4. Add the poppy seeds, vanilla, carrot and chopped ginger, then mix well with a wooden spoon. Add this mixture to the dry ingredients and mix to form a smooth batter.
5. Pour the mixture into the prepared loaf tin, place in the oven and cook for 45-50 minutes or until a skewer in the centre comes out clean.
6. Cool for 10 minutes in the tin, then upend onto a wire cake rake and cool completely.
7. Make the topping by whipping the butter and goat cheese with a hand-held beater or upright food mixer. Add the sugar and vanilla essence.
8. Spread the icing over the top of the cake, decorate with chopped walnuts and ginger and serve.
Swiss carrot cake - Aargauer Rueblitorte
This recipe comes from Natasha Silke from Brunswick West in Victoria.
300 g caster sugar
5 egg yolks
300 g ground almonds
300 g carrots, finely grated
zest from 1 lemon
4 tablespoons of corn flour
2 tablespoons Kirsch
1 teaspoon baking powder
½ teaspoon ground cinnamon
pinch of ground cloves
5 egg whites
pinch of salt
3 tablespoons apricot jam
1 egg white beaten
300g icing sugar
2 tablespoons Kirsch
1 to 2 tablespoons water
Preheat oven to 180°C. Grease and a 24 cm round cake pan and line bottom with baking paper. Flour the sides.
In a bowl beat the egg yolks and caster sugar until pale and creamy. Add the almonds, carrots, cornflour, kirsch, lemon zest, baking powder and spices and mix well.
Whip the egg whites with the pinch of salt in separate bowl to form stiff peaks. Using a metal spoon fold through a third of the egg whites into the other mixture. Mix well. Fold through another third taking a little more care not to spoil the light texture of the egg whites. Gently fold through the final third of the egg whites.
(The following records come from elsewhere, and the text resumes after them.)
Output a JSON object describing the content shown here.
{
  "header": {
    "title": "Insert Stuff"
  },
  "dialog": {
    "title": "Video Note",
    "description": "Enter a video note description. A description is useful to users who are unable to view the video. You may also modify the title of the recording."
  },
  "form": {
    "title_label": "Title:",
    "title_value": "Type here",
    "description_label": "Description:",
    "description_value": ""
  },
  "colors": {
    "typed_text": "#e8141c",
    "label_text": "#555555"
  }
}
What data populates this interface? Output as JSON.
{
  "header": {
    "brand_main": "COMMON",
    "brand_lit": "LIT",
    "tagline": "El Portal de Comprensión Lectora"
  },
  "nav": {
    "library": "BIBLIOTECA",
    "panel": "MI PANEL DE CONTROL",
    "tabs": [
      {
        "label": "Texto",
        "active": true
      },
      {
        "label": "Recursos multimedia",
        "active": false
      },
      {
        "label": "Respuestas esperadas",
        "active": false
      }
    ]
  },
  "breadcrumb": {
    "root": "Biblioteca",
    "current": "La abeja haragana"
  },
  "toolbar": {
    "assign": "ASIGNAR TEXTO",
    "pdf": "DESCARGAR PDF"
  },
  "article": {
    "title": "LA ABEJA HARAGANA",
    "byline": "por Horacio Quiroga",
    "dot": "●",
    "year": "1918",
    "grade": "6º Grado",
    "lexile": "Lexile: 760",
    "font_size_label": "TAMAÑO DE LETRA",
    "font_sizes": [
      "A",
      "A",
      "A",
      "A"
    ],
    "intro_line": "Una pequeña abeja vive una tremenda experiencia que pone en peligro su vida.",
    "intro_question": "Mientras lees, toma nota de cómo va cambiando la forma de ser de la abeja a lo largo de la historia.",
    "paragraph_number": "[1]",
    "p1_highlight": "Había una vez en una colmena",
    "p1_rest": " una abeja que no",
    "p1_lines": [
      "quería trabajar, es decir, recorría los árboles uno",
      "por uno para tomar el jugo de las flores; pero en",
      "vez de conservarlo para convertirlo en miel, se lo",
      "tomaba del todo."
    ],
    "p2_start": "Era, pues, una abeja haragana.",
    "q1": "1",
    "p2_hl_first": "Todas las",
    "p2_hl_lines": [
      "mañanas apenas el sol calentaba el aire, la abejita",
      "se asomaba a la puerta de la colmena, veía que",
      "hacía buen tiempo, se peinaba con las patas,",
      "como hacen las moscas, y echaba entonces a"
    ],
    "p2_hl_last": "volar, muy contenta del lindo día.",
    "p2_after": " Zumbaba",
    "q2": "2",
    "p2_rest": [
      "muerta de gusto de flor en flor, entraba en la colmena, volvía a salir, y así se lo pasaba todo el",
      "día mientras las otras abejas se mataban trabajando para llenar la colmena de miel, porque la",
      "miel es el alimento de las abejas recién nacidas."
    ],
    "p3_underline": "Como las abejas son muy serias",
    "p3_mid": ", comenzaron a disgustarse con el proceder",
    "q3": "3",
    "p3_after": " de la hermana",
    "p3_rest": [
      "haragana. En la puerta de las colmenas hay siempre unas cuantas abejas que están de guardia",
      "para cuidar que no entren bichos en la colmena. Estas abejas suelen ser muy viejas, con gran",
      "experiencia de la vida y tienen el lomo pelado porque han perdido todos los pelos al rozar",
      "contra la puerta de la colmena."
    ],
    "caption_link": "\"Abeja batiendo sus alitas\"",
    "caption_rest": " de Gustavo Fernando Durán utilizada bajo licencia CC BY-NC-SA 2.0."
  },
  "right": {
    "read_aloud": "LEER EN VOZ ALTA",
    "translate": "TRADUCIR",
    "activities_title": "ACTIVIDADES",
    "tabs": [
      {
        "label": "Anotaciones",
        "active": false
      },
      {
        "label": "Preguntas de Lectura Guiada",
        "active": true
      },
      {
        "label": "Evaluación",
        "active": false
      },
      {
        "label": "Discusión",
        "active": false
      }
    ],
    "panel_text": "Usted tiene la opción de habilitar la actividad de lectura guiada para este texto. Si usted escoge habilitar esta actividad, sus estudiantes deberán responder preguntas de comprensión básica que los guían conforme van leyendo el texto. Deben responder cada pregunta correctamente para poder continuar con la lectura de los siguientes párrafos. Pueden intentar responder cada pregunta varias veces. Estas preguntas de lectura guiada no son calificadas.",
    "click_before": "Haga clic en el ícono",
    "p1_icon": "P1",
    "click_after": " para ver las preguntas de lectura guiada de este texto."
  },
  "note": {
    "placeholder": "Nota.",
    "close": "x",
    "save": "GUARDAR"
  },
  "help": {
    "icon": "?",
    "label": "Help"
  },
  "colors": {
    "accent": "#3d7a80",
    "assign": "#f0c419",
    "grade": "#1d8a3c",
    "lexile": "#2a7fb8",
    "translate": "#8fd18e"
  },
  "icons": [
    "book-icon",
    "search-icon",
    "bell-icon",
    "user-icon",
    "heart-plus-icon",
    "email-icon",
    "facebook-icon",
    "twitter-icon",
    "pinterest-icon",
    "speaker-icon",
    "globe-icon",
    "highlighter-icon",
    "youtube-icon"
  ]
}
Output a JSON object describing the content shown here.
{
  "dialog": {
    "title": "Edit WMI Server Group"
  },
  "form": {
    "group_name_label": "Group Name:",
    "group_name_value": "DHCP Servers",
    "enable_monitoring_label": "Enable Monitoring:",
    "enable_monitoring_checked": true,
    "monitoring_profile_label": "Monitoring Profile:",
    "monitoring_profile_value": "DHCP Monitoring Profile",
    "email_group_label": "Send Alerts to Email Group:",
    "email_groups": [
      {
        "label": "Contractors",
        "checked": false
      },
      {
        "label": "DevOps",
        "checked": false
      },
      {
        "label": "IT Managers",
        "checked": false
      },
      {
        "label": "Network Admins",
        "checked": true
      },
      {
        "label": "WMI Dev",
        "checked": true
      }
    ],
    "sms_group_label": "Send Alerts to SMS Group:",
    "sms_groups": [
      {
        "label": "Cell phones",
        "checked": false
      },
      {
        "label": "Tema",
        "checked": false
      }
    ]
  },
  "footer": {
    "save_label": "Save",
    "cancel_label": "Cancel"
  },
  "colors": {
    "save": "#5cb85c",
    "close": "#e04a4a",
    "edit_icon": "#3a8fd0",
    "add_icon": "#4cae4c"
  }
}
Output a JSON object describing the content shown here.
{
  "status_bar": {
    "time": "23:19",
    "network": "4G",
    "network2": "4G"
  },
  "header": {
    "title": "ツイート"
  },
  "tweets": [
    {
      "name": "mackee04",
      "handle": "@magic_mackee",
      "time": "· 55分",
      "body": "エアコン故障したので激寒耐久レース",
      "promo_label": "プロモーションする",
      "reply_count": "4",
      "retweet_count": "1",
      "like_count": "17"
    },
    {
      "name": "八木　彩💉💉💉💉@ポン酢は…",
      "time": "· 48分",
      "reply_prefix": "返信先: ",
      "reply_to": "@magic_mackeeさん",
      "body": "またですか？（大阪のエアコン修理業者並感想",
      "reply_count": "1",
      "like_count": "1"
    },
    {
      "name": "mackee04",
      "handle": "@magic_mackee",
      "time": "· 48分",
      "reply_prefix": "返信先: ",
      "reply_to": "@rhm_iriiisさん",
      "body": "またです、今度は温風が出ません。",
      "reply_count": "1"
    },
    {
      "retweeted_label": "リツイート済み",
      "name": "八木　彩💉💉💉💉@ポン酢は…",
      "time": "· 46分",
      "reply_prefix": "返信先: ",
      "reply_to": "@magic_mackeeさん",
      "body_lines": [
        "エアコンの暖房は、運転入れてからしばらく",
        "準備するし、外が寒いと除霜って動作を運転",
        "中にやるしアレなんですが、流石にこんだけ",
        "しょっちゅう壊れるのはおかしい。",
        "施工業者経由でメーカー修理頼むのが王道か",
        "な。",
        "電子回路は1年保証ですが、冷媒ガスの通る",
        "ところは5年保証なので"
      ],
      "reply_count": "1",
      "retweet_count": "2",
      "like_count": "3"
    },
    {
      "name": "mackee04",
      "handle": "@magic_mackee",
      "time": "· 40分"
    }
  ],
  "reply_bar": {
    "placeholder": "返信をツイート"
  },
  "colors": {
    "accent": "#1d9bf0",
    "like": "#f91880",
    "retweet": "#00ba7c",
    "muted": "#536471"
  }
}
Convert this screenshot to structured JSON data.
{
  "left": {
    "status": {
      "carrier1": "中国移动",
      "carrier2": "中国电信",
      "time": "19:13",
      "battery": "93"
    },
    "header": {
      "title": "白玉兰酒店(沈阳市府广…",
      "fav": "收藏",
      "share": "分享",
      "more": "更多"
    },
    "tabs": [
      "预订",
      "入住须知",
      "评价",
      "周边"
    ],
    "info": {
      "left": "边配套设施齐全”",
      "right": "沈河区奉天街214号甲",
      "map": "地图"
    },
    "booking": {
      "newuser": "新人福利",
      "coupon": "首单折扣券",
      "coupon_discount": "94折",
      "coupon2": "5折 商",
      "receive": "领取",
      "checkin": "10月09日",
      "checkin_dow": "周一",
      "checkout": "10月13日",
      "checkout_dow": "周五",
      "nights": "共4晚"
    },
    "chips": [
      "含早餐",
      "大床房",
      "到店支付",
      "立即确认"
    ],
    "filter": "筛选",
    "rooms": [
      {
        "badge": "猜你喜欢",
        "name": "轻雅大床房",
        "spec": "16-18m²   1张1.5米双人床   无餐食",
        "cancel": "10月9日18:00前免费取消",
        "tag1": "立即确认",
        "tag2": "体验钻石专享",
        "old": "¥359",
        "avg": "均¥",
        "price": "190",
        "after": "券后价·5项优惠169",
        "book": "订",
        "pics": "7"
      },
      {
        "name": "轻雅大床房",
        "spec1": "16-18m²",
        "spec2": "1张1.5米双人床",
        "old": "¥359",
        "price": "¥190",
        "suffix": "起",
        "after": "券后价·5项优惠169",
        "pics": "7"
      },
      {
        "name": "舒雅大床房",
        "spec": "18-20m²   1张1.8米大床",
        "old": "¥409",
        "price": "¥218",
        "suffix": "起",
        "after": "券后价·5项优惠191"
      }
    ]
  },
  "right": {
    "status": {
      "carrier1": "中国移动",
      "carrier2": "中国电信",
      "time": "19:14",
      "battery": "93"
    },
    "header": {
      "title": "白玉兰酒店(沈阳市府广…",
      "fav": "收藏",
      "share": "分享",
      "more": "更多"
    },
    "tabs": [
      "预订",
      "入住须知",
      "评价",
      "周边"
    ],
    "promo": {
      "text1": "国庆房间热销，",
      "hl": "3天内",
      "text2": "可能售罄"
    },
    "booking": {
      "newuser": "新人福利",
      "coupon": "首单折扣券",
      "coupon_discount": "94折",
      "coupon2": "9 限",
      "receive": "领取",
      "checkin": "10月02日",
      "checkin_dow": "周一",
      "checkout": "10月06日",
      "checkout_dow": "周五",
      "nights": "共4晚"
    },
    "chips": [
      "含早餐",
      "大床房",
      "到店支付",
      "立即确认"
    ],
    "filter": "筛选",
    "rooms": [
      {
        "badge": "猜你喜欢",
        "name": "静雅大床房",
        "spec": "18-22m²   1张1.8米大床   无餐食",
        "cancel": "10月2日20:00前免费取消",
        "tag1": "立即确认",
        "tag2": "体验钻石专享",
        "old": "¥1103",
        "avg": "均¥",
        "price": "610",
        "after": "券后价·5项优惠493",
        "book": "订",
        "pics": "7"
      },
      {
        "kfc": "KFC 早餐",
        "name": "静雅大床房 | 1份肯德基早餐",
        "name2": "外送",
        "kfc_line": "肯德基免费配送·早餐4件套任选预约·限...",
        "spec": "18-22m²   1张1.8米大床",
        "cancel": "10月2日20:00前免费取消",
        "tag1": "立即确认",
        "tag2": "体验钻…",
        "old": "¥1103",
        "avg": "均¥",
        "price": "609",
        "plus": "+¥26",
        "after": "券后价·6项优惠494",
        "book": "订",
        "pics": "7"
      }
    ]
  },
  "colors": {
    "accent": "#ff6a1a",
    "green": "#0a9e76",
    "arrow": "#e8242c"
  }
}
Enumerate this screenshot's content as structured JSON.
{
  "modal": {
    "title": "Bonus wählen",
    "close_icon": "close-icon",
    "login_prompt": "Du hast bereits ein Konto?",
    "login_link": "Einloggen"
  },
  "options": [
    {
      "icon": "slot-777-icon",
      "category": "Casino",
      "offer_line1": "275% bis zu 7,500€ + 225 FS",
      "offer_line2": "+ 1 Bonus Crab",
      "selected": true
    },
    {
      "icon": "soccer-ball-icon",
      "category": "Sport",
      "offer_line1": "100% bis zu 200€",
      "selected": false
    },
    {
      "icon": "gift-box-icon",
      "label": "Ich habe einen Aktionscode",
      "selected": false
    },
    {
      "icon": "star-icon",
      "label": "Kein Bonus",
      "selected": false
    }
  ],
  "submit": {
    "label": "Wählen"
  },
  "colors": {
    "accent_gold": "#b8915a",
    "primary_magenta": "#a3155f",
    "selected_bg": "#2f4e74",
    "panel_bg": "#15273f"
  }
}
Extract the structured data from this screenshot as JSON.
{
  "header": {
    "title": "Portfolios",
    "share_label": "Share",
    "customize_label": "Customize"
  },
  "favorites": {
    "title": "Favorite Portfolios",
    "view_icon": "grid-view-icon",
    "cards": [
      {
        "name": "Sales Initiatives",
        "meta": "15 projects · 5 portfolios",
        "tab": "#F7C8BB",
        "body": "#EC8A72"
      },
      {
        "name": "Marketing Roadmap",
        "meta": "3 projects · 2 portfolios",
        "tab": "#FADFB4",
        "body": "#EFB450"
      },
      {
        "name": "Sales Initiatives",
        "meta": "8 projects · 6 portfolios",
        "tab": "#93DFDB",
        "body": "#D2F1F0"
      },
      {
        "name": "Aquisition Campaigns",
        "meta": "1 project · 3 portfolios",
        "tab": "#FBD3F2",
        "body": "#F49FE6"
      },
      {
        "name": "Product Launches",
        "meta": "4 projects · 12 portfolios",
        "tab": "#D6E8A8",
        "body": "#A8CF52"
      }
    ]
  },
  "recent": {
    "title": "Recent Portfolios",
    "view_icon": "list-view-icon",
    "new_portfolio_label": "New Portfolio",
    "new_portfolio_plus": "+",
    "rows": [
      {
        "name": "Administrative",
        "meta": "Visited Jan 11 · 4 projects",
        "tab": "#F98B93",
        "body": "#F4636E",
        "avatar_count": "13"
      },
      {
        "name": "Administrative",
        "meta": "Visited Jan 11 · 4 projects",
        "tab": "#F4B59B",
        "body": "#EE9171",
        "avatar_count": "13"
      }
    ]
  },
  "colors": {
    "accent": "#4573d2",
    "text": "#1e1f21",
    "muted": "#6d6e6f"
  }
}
Pour into the cake tin and bake for one hour on the centre rack of the oven. After 45 minutes turn the cake 180°C. Check to see if the cake is done by inserting a wooden skewer which should come out clean if the cake is done. Remove form the oven and allow to cool in the tin for 10 minutes then gently upend on a wire cake rack. While still warm cool upend onto another cake rack. Heat the apricot jam in a small saucepan until liquid and then brush over the cake while still warm.
Make the icing by whipping the egg with the sugar then adding the kirsch and a little water. The icing should be quite stiff. Cover over the cake and allow to set for an hour or so before serving.
This article appeared in Epicure, The Age, in 2013.